Then, of course, “I was there”. I love to gloat that I was at the ‘final’ LCD Soundsystem show at Madison Square Garden. The documentary of the final show, titled Shut Up and Play The Hits, is a defining moment in rock history, sort of a next gen version of The Last Waltz. It was a four hour long show, a sort of euphoria mixed with a wry sadness. In essence, it was a really big Irish wake. Hearing last year that the group was reforming, I couldn’t help feeling a little put off by it. But it wasn’t without precedent – even The Band mostly got back together after The Last Waltz. The difference here is that they never truly released an album that stood next to their classic material. But with American Dream, LCD Soundsystem managed to.

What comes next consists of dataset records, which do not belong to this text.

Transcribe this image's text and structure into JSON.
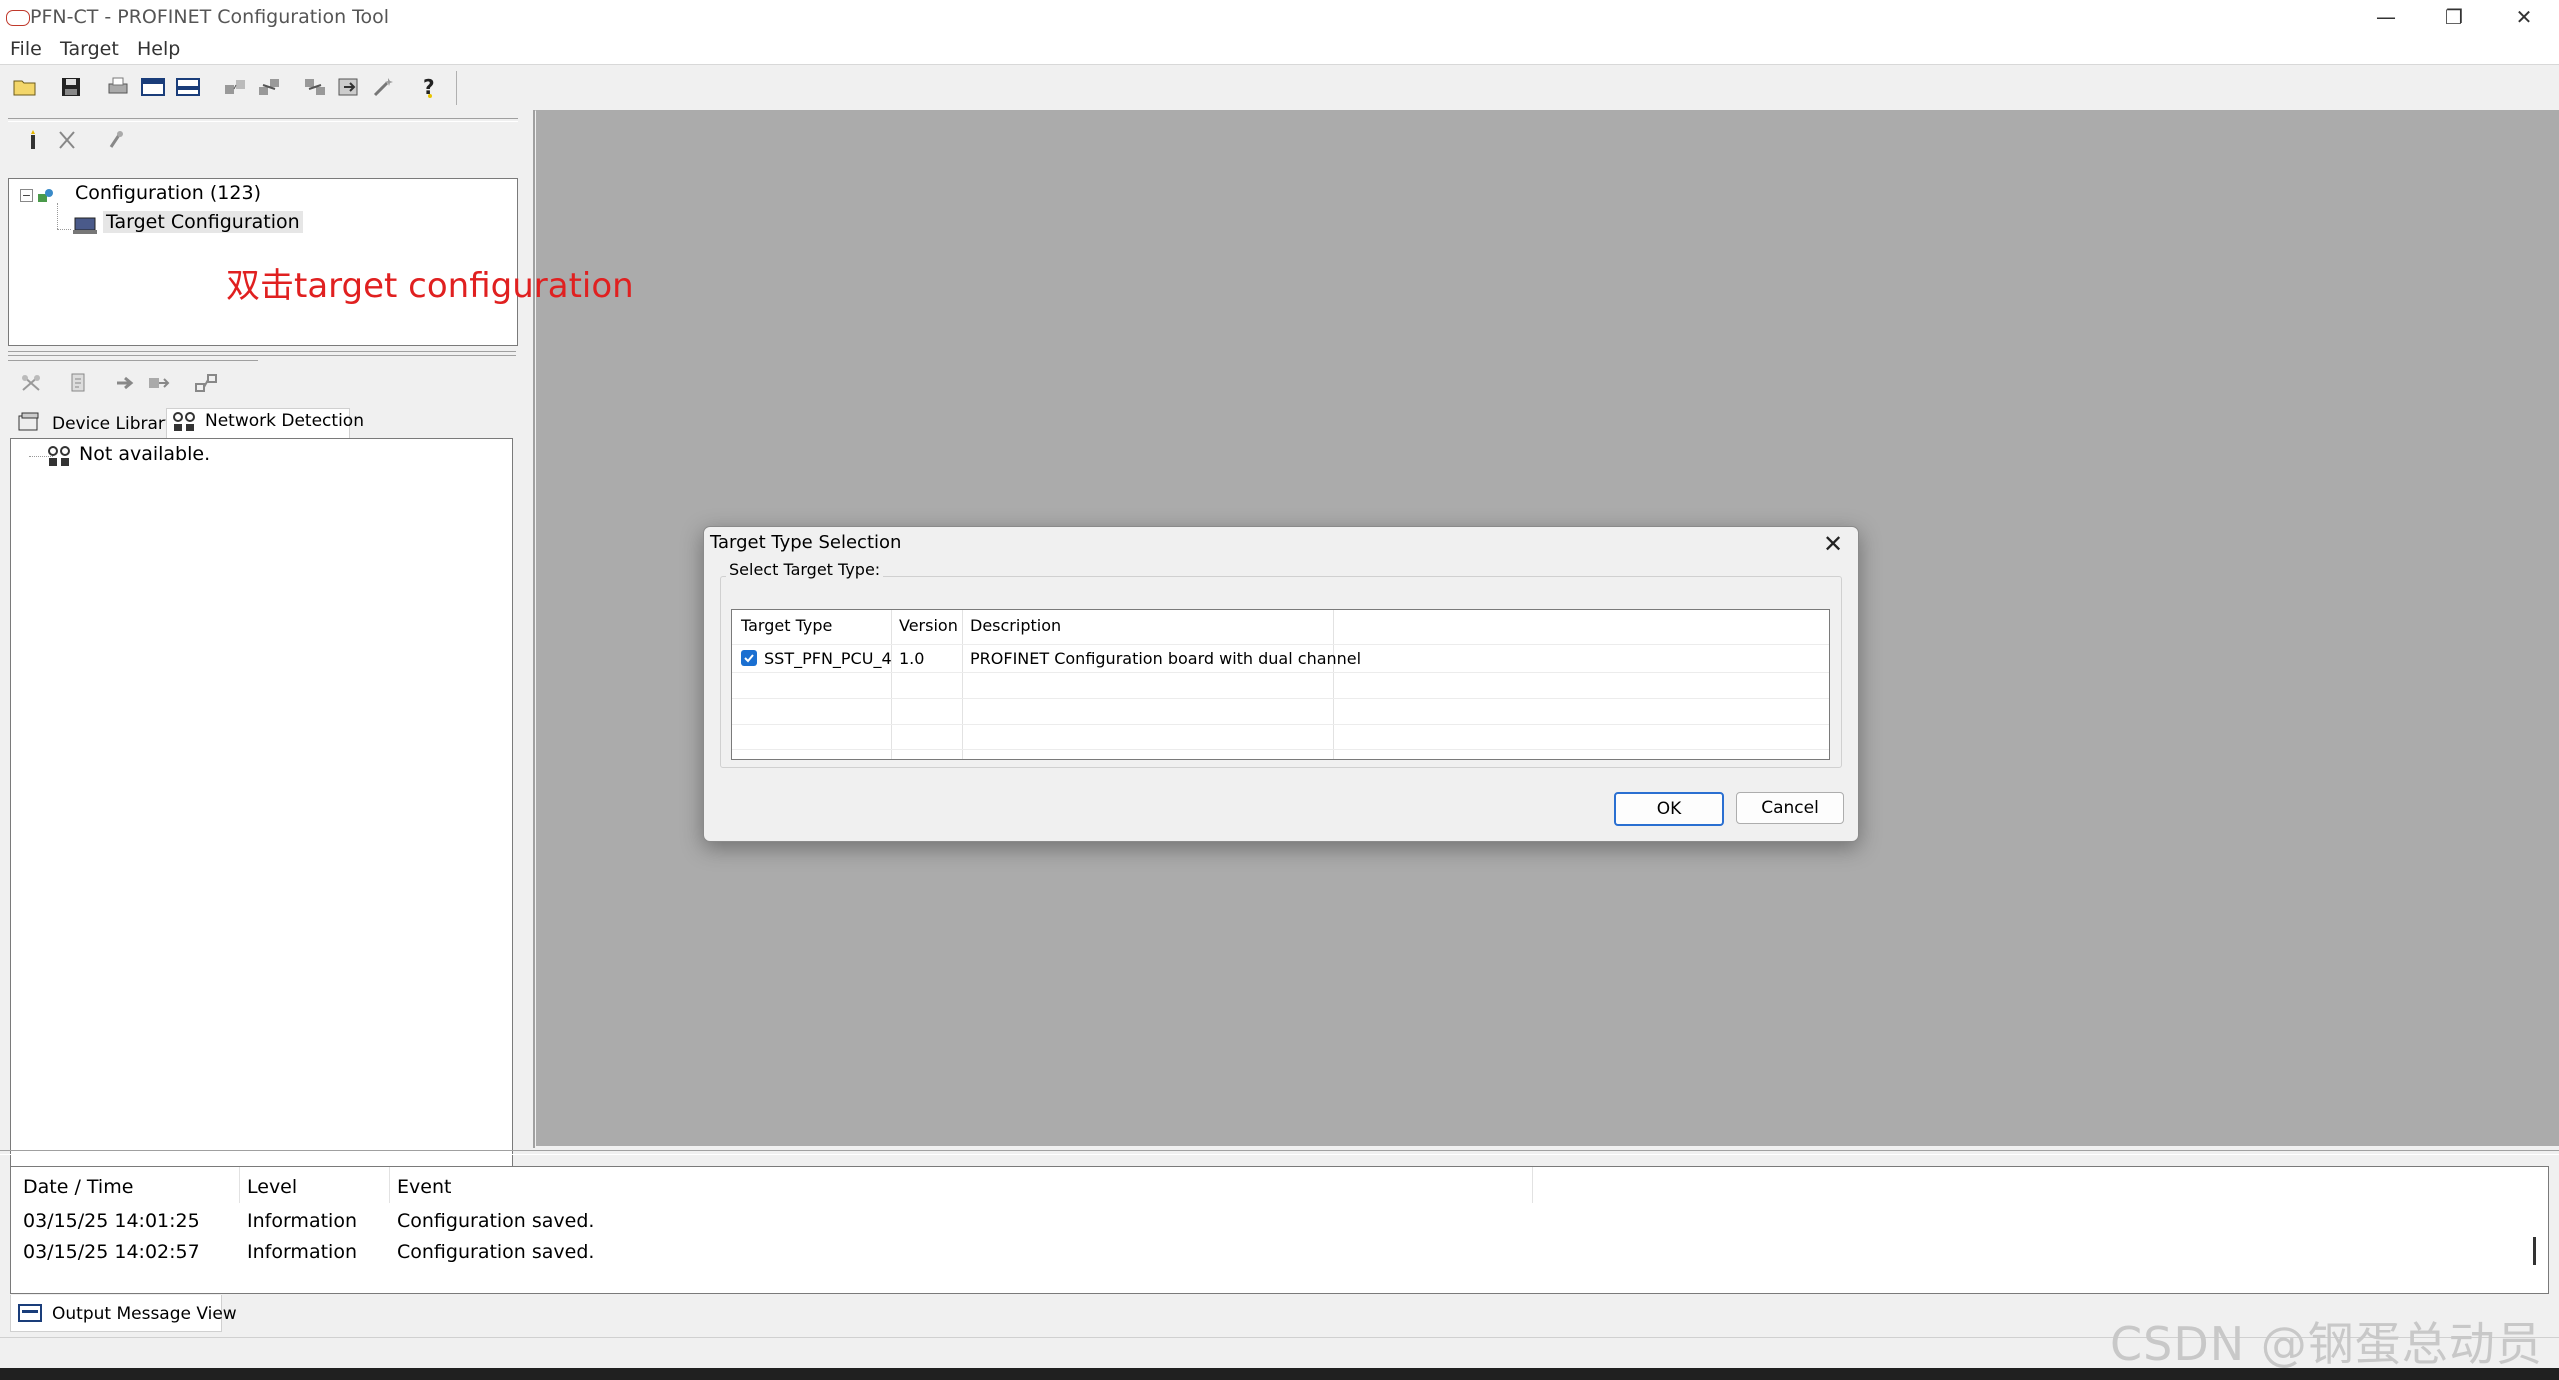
{
  "window": {
    "title": "PFN-CT - PROFINET Configuration Tool",
    "minimize": "—",
    "restore": "❐",
    "close": "✕"
  },
  "menubar": {
    "items": [
      "File",
      "Target",
      "Help"
    ]
  },
  "toolbar": {
    "icons": [
      "open-icon",
      "save-icon",
      "print-icon",
      "view1-icon",
      "view2-icon",
      "network-icon",
      "upload-icon",
      "download-icon",
      "export-icon",
      "wizard-icon",
      "help-icon"
    ]
  },
  "tree": {
    "root": "Configuration (123)",
    "child": "Target Configuration"
  },
  "annotation": "双击target configuration",
  "lower_tabs": {
    "device_library": "Device Library",
    "network_detection": "Network Detection"
  },
  "network_tree": {
    "item": "Not available."
  },
  "dialog": {
    "title": "Target Type Selection",
    "group_label": "Select Target Type:",
    "columns": [
      "Target Type",
      "Version",
      "Description"
    ],
    "rows": [
      {
        "target_type": "SST_PFN_PCU_4",
        "version": "1.0",
        "description": "PROFINET Configuration board with dual channel",
        "checked": true
      }
    ],
    "ok": "OK",
    "cancel": "Cancel"
  },
  "output": {
    "columns": [
      "Date / Time",
      "Level",
      "Event"
    ],
    "rows": [
      {
        "datetime": "03/15/25 14:01:25",
        "level": "Information",
        "event": "Configuration saved."
      },
      {
        "datetime": "03/15/25 14:02:57",
        "level": "Information",
        "event": "Configuration saved."
      }
    ],
    "tab": "Output Message View"
  },
  "watermark": "CSDN @钢蛋总动员",
  "colors": {
    "mdi_background": "#ababab",
    "annotation": "#e02020",
    "checkbox": "#1a6fd1"
  }
}
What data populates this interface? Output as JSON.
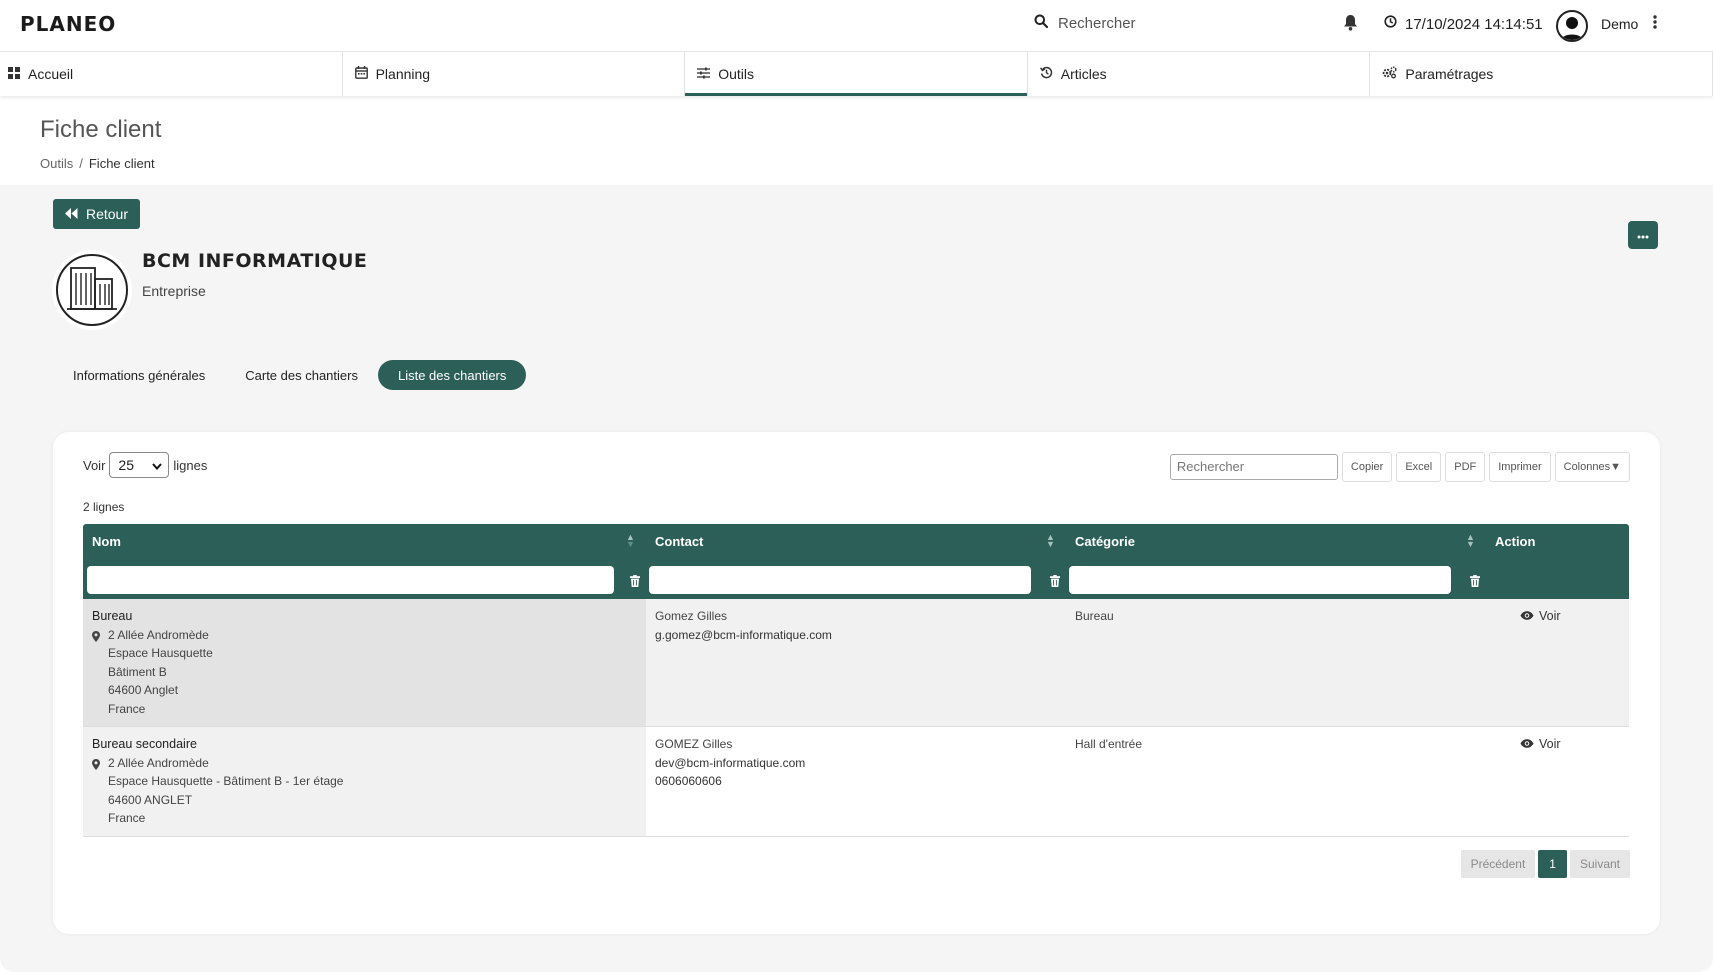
{
  "app": {
    "logo": "PLANEO"
  },
  "topbar": {
    "search_label": "Rechercher",
    "datetime": "17/10/2024 14:14:51",
    "user_name": "Demo"
  },
  "nav": {
    "items": [
      {
        "label": "Accueil",
        "icon": "grid-icon"
      },
      {
        "label": "Planning",
        "icon": "calendar-icon"
      },
      {
        "label": "Outils",
        "icon": "sliders-icon",
        "active": true
      },
      {
        "label": "Articles",
        "icon": "history-icon"
      },
      {
        "label": "Paramétrages",
        "icon": "cogs-icon"
      }
    ]
  },
  "header": {
    "title": "Fiche client",
    "breadcrumb": [
      "Outils",
      "/",
      "Fiche client"
    ]
  },
  "actions": {
    "back_label": "Retour"
  },
  "client": {
    "name": "BCM INFORMATIQUE",
    "type": "Entreprise"
  },
  "tabs": [
    {
      "label": "Informations générales"
    },
    {
      "label": "Carte des chantiers"
    },
    {
      "label": "Liste des chantiers",
      "active": true
    }
  ],
  "table_controls": {
    "show_label": "Voir",
    "page_size": "25",
    "lines_label": "lignes",
    "count_text": "2 lignes",
    "search_placeholder": "Rechercher",
    "buttons": [
      "Copier",
      "Excel",
      "PDF",
      "Imprimer",
      "Colonnes▼"
    ]
  },
  "table": {
    "columns": [
      "Nom",
      "Contact",
      "Catégorie",
      "Action"
    ],
    "rows": [
      {
        "nom": "Bureau",
        "address": [
          "2 Allée Andromède",
          "Espace Hausquette",
          "Bâtiment B",
          "64600 Anglet",
          "France"
        ],
        "contact": [
          "Gomez Gilles",
          "g.gomez@bcm-informatique.com"
        ],
        "categorie": "Bureau",
        "action": "Voir"
      },
      {
        "nom": "Bureau secondaire",
        "address": [
          "2 Allée Andromède",
          "Espace Hausquette - Bâtiment B - 1er étage",
          "64600 ANGLET",
          "France"
        ],
        "contact": [
          "GOMEZ Gilles",
          "dev@bcm-informatique.com",
          "0606060606"
        ],
        "categorie": "Hall d'entrée",
        "action": "Voir"
      }
    ]
  },
  "pagination": {
    "prev": "Précédent",
    "current": "1",
    "next": "Suivant"
  },
  "colors": {
    "accent": "#2c5f58",
    "background": "#f5f5f5"
  }
}
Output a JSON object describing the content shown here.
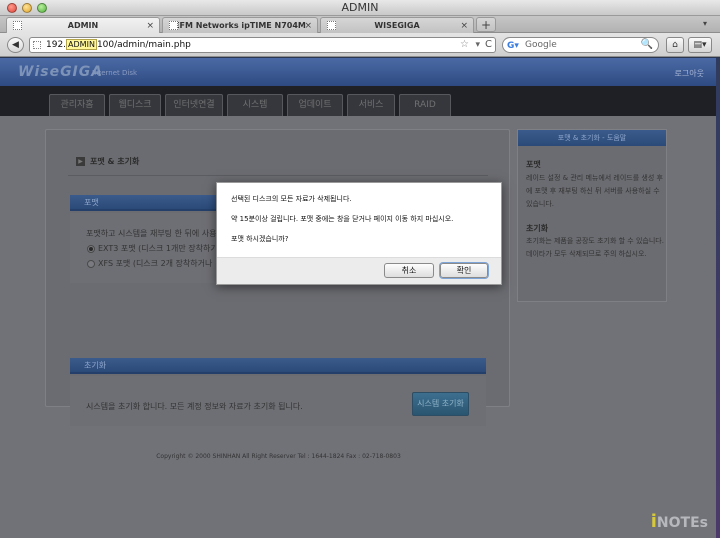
{
  "window": {
    "title": "ADMIN"
  },
  "tabs": [
    {
      "label": "ADMIN",
      "close": "×"
    },
    {
      "label": "EFM Networks ipTIME N704M",
      "close": "×"
    },
    {
      "label": "WISEGIGA",
      "close": "×"
    }
  ],
  "newtab": "+",
  "tab_menu": "▾",
  "toolbar": {
    "back": "◀",
    "url_prefix": "192.",
    "url_tooltip": "ADMIN",
    "url_suffix": "100/admin/main.php",
    "star": "☆",
    "dropdown": "▾",
    "reload": "C",
    "search_engine": "G▾",
    "search_placeholder": "Google",
    "search_glass": "🔍",
    "home": "⌂",
    "sidebar": "▤▾"
  },
  "site": {
    "logo": "WiseGIGA",
    "logo_sub": "Internet Disk",
    "logout": "로그아웃",
    "menu": [
      "관리자홈",
      "웹디스크",
      "인터넷연결",
      "시스템",
      "업데이트",
      "서비스",
      "RAID"
    ]
  },
  "main": {
    "section_title": "포맷 & 초기화",
    "format": {
      "header": "포맷",
      "desc": "포맷하고 시스템을 재부팅 한 뒤에 사용",
      "options": [
        "EXT3 포맷 (디스크 1개만 장착하기",
        "XFS 포맷 (디스크 2개 장착하거나"
      ]
    },
    "init": {
      "header": "초기화",
      "desc": "시스템을 초기화 합니다. 모든 계정 정보와 자료가 초기화 됩니다.",
      "button": "시스템 초기화"
    },
    "copyright": "Copyright © 2000 SHINHAN All Right Reserver Tel : 1644-1824 Fax : 02-718-0803"
  },
  "help": {
    "header": "포맷 & 초기화 - 도움말",
    "items": [
      {
        "title": "포맷",
        "text": "레이드 설정 & 관리 메뉴에서 레이드를 생성 후에 포맷 후 재부팅 하신 뒤 서버를 사용하실 수 있습니다."
      },
      {
        "title": "초기화",
        "text": "초기화는 제품을 공장도 초기화 할 수 있습니다. 데이타가 모두 삭제되므로 주의 하십시오."
      }
    ]
  },
  "dialog": {
    "lines": [
      "선택된 디스크의 모든 자료가 삭제됩니다.",
      "약 15분이상 걸립니다. 포맷 중에는 창을 닫거나 페이지 이동 하지 마십시오.",
      "포맷 하시겠습니까?"
    ],
    "cancel": "취소",
    "confirm": "확인"
  },
  "watermark": {
    "i": "i",
    "rest": "NOTEs"
  }
}
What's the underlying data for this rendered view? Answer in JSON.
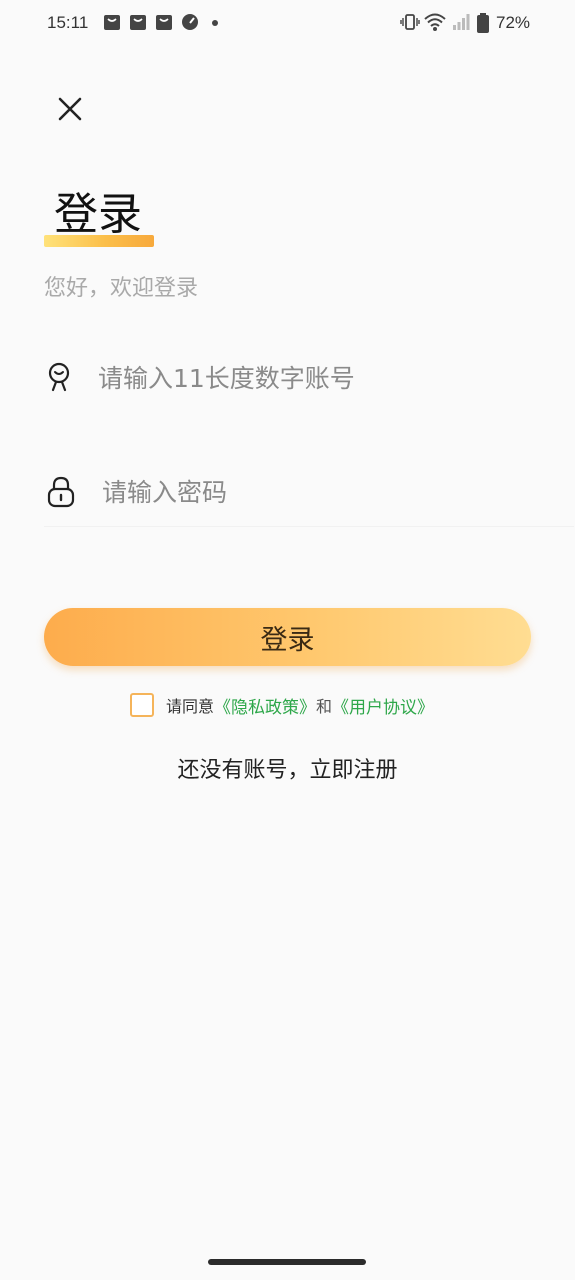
{
  "status_bar": {
    "time": "15:11",
    "battery_text": "72%",
    "icons": [
      "bag-icon",
      "bag-icon",
      "bag-icon",
      "gauge-icon",
      "dot-icon",
      "vibrate-icon",
      "wifi-icon",
      "signal-icon",
      "battery-icon"
    ]
  },
  "header": {
    "close_icon": "close-icon",
    "title": "登录",
    "subtitle": "您好，欢迎登录"
  },
  "form": {
    "account_placeholder": "请输入11长度数字账号",
    "account_value": "",
    "password_placeholder": "请输入密码",
    "password_value": "",
    "login_label": "登录"
  },
  "agreement": {
    "prefix": "请同意",
    "privacy": "《隐私政策》",
    "and": "和",
    "terms": "《用户协议》",
    "checked": false
  },
  "register": {
    "label": "还没有账号，立即注册"
  },
  "colors": {
    "accent_start": "#fdac4c",
    "accent_end": "#ffdd92",
    "link_green": "#2ea74a",
    "checkbox_border": "#f5b45a"
  }
}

Released today, the album is not exactly about that, but there are parts of it that show a wisened Murphy bringing the sounds of his youth to the forefront. Many of songs on this album are reminiscent so much of Robert Fripp or coke-era Bowie – a sound that somehow hasn’t been strip-mined within an inch of it’s life – recast as a way to transmit Murphy’s state of mind.

As with any LCD Soundsystem album, there are endless quips that strike with their *realness* – take “Emotional Haircut” for example: “You got numbers on your phone of the dead that you can’t delete/And you got life-affirming moments in your past that you can’t repeat,” or on “Tonite” which sounds the closest thing like a paint-by-numbers LCD song as it gets before Murphy observes – “Everybody’s singing the same song/It goes tonight, tonight, tonight, tonight, tonight, tonight/I never realized these artists thought so much about dying”.

Dying. The album’s most emotional moment is the 12-minute closer “Black Screen” which is clearly about Murphy’s friendship with David Bowie during his final years. Murphy contributed elements to Bowie’s final album Blackstar. Words here really can’t do it justice. Listen to it in a quiet space when you’re alone. It may be the most vulnerable Murphy has ever sounded on record.

American Dream is an album that in no way sounds like a rehash. Even the songs that sound like “Classic LCD” have an undercurrent that places them out of time. The themes that Murphy sings about might be similar, but make no mistake, this is a band that has been somewhere, has grown older and better. By all accounts, they’re here to stay. May we all accept aging and the evolution of “cool” as well as they have. What a great example to have. By all accounts, they’re here to stay. May we all accept aging and the evolution of “cool” as well as they have. What a great example to have.

American Dream is out today on Columbia.